Slice remaining strawberries. Arrange over tiramasù and serve.

Strawberry tiramisu wholeStrawberry tiramisu slice

Advertisements

6 Comments »

  1. I am all over this–though I think with strawberries.

    Comment by Lemmonex — August 11, 2009 @ 3:26 pm

  2. Um…raspberries.

    I think I need booze to function.

    Comment by Lemmonex — August 11, 2009 @ 3:27 pm

  3. Hahaha, I knew what you meant.

    Comment by bettyjoan — August 11, 2009 @ 7:56 pm

  4. Cooking with booze makes everything more fun if not inherently better. This weekend I did a nine course dinner for some new clients. It involved cognac, sherry, a lovely bottle of Pinot Noir, a reasonable but unspectacular Zinfandel, and a bottle of Port. I didn’t see the theme come together until all of the shopping was done.

    Comment by restaurant refugee — August 12, 2009 @ 2:01 am

  5. RR, that is a lot of booze, and I assume that’s JUST the stuff that was allocated for cooking. Bravo–hope the dinner went well.

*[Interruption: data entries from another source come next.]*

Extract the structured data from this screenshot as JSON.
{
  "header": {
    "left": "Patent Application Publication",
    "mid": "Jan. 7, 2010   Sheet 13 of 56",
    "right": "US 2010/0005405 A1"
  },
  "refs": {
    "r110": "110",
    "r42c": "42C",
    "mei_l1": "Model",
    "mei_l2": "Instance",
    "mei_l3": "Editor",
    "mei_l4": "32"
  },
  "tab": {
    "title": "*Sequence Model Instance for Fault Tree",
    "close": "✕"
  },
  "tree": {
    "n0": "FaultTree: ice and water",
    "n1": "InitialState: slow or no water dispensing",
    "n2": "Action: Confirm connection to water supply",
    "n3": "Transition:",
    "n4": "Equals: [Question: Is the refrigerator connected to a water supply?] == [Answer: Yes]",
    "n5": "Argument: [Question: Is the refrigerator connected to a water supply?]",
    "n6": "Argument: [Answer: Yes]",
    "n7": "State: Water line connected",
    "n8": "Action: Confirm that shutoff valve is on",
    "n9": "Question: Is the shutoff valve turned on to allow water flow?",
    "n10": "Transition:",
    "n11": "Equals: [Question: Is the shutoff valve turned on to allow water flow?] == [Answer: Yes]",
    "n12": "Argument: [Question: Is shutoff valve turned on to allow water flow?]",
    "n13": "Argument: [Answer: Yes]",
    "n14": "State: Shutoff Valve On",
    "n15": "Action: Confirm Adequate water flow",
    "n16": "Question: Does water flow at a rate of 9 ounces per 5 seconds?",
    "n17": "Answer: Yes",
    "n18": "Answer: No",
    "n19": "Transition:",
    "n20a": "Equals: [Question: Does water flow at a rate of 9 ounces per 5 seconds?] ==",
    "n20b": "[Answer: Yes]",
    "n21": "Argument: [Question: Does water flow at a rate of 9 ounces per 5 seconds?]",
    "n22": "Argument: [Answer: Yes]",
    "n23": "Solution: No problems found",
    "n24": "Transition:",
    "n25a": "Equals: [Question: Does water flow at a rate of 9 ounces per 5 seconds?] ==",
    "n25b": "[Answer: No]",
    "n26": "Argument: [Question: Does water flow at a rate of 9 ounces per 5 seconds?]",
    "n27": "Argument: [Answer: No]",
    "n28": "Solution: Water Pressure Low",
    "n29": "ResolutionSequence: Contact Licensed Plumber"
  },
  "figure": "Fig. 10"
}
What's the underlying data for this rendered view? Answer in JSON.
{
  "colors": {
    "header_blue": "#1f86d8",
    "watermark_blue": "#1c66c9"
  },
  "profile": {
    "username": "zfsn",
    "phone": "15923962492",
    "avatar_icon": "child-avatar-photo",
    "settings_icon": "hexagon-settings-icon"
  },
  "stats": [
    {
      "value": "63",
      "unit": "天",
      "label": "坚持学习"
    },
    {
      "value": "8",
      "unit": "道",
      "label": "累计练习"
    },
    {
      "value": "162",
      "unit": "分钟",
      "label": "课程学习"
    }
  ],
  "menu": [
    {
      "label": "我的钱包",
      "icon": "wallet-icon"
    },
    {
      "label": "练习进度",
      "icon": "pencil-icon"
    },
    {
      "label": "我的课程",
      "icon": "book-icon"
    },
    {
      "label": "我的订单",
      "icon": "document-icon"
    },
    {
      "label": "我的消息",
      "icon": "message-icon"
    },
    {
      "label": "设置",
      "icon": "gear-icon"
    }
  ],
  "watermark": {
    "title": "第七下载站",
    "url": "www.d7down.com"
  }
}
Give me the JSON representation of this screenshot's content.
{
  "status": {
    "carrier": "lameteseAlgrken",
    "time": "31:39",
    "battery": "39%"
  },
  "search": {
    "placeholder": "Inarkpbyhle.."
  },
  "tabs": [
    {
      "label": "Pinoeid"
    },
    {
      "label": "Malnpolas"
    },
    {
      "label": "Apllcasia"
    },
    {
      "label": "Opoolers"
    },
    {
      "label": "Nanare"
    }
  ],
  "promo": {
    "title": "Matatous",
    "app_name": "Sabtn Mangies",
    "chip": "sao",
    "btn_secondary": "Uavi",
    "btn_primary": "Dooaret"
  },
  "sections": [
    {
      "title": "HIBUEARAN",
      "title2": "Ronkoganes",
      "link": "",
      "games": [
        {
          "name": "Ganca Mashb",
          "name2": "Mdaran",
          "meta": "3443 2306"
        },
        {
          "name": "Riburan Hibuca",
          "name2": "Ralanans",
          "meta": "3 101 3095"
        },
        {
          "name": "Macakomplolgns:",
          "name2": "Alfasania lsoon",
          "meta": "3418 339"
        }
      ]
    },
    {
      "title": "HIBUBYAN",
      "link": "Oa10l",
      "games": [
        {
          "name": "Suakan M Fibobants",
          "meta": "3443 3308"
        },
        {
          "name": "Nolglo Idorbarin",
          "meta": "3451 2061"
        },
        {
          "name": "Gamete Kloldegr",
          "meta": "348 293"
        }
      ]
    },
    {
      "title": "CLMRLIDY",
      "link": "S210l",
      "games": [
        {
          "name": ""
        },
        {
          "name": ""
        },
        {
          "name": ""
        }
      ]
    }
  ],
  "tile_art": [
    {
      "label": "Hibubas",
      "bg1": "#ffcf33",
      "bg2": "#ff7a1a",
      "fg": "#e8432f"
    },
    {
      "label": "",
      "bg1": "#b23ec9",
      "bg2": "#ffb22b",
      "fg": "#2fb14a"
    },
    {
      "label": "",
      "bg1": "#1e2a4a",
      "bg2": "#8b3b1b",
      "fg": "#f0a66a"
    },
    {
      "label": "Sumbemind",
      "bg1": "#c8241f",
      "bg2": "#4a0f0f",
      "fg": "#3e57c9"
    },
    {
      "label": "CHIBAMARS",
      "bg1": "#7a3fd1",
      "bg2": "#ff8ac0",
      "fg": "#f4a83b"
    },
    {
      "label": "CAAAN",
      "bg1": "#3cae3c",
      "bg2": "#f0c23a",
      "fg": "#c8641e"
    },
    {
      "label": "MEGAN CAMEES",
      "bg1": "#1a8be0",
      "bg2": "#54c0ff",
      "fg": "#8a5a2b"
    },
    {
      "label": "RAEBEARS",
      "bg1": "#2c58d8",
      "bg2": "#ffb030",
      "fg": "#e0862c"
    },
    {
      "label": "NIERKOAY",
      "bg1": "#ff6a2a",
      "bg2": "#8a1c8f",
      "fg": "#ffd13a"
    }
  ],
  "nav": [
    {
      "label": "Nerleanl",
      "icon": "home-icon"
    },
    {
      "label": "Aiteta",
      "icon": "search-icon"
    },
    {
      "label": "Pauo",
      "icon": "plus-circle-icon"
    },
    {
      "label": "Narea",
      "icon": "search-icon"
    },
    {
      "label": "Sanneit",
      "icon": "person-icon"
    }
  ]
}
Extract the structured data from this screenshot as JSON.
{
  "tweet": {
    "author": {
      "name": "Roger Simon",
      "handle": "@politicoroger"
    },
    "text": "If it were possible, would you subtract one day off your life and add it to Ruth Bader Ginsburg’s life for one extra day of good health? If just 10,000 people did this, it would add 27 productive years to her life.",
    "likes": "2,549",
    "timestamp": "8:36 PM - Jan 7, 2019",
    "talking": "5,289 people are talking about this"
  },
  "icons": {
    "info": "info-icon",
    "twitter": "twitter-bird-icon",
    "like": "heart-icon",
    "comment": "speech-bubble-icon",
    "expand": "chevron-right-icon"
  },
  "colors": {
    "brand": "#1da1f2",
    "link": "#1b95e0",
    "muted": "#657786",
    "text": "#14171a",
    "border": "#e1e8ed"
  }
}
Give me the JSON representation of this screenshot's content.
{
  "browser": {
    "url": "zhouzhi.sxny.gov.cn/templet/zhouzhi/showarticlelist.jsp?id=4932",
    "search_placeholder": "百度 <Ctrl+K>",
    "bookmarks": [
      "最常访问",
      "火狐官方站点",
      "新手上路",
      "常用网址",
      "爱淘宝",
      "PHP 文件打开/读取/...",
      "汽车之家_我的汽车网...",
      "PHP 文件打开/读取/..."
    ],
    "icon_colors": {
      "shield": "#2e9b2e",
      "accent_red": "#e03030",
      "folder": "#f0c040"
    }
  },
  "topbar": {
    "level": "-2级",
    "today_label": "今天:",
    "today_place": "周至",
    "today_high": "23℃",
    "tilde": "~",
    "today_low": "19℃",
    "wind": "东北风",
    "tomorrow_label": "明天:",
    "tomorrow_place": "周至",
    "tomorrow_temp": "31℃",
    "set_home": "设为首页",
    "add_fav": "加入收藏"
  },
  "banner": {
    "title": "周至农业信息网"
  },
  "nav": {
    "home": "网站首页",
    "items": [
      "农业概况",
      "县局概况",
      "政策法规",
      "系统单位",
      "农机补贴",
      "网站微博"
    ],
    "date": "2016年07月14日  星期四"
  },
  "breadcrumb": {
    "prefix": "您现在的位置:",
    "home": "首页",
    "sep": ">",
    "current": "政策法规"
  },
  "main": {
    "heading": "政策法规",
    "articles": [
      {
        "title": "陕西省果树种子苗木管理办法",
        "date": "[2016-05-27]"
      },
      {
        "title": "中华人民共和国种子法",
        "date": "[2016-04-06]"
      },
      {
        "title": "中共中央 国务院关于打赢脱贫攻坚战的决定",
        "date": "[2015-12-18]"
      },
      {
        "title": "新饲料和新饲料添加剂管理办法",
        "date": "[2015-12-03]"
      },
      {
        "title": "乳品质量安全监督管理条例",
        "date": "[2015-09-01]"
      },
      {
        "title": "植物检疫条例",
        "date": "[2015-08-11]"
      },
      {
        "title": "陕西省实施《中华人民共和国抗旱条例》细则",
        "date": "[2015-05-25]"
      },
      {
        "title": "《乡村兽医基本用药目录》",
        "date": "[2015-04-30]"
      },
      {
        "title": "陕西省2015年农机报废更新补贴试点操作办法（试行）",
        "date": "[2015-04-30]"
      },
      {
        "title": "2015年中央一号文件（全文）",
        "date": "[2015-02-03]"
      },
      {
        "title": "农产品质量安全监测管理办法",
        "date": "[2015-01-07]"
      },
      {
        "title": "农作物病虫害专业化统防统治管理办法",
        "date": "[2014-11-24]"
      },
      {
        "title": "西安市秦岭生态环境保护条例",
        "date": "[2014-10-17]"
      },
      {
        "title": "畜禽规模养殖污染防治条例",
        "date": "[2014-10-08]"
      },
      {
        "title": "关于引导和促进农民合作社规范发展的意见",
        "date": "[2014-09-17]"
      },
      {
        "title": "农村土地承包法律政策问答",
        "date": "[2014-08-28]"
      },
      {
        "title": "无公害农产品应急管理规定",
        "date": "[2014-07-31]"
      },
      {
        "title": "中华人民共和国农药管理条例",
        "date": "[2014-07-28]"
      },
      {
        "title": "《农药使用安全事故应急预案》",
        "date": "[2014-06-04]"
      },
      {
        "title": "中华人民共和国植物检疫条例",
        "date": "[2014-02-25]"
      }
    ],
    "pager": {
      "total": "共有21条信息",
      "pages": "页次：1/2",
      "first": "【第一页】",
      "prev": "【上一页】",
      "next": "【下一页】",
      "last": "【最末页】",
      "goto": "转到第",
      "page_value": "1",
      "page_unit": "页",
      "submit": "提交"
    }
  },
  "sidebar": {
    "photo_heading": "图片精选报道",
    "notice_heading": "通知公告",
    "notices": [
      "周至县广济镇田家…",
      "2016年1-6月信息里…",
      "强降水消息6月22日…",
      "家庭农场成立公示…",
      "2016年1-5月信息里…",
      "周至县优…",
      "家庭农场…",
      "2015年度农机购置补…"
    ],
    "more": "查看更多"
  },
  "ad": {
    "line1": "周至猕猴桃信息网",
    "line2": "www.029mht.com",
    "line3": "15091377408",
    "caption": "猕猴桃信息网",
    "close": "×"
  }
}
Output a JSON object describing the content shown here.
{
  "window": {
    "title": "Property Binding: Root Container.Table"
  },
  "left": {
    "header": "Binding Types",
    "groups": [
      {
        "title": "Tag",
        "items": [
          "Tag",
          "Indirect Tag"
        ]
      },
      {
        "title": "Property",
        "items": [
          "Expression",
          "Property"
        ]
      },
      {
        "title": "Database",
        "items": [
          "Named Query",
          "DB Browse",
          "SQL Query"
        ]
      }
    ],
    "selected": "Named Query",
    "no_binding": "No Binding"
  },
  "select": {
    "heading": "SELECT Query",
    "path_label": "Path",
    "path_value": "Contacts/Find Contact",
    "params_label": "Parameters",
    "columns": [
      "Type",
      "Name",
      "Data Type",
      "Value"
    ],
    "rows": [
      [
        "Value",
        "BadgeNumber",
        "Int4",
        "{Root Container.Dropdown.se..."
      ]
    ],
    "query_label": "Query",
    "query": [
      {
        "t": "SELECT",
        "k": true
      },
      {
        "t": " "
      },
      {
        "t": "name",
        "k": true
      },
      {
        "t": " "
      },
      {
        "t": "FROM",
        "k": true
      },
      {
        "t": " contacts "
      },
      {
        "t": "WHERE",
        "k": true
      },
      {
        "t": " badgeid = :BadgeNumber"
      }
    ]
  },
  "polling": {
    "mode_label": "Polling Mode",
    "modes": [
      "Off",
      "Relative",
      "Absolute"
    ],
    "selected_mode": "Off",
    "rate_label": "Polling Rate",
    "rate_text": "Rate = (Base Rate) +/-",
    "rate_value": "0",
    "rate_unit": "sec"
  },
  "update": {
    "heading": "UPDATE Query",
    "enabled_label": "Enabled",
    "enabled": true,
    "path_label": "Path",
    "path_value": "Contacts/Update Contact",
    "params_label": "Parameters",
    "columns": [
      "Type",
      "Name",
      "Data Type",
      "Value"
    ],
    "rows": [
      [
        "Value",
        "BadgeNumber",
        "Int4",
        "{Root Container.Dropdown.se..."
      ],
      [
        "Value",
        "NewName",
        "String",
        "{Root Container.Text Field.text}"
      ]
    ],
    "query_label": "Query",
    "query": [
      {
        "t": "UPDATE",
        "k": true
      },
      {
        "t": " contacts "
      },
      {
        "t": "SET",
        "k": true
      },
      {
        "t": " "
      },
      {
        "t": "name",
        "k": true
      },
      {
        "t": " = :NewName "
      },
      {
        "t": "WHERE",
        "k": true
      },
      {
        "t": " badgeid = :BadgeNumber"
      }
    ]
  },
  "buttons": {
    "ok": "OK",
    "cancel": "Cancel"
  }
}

    Oh, and Lem, I was pondering raspberries yesterday, and they may not be the best option for this dish (at least, not by themselves). The middle layer of strawberries gets REALLY smooshed (technical term) between the ladyfingers and cheese and other ingredients, but the fact that they’re a firm, substantial fruit saves the day. So, in the middle of the dessert, you still get some textural play, rather than everything being mushy. I’m afraid that raspberries just won’t hold up, as they are so delicate. They’d be good on the top layer, though, so maybe a combo would work?

    Comment by bettyjoan — August 12, 2009 @ 12:19 pm

  6. […] In August, I started recapping Top Chef, but my biggest hit was this non-traditional take on tiramisu.  September’s highlights included my wedding (duh) and my bachelorette party meal at Tomo.  […]

    Pingback by 2009 – Full Throttle, Full Circle « Trouble With Toast — December 29, 2009 @ 1:28 pm


Leave a Reply

Fill in your details below or click an icon to log in:

WordPress.com Logo

You are commenting using your WordPress.com account. Log Out / Change )

Twitter picture

You are commenting using your Twitter account. Log Out / Change )

Facebook photo

You are commenting using your Facebook account. Log Out / Change )

Google+ photo

You are commenting using your Google+ account. Log Out / Change )

Connecting to %s

%d bloggers like this: